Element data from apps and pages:
________________________
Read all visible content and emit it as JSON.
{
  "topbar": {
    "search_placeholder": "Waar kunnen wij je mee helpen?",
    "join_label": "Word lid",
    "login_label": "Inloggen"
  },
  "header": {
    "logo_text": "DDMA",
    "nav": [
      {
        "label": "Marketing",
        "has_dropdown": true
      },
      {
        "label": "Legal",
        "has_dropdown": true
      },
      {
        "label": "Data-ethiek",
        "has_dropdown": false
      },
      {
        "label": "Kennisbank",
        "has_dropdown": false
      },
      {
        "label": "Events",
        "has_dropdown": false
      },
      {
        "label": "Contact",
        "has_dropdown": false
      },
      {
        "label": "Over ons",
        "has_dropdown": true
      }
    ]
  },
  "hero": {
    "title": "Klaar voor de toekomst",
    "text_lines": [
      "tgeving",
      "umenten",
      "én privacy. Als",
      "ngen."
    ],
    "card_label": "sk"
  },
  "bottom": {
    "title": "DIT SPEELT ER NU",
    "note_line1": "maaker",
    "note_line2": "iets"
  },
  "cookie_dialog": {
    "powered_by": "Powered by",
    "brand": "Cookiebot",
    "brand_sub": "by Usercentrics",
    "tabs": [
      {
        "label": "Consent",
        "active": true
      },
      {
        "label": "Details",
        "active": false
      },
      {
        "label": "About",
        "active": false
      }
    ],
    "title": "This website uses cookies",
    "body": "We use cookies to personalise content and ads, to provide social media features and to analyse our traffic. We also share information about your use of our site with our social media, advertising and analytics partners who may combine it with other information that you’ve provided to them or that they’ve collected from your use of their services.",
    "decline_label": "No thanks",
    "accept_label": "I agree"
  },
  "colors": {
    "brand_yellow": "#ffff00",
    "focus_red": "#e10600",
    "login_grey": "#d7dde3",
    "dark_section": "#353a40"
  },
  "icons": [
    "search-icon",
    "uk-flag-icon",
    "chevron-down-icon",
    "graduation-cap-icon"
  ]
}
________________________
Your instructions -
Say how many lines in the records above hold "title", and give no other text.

Task answer -
3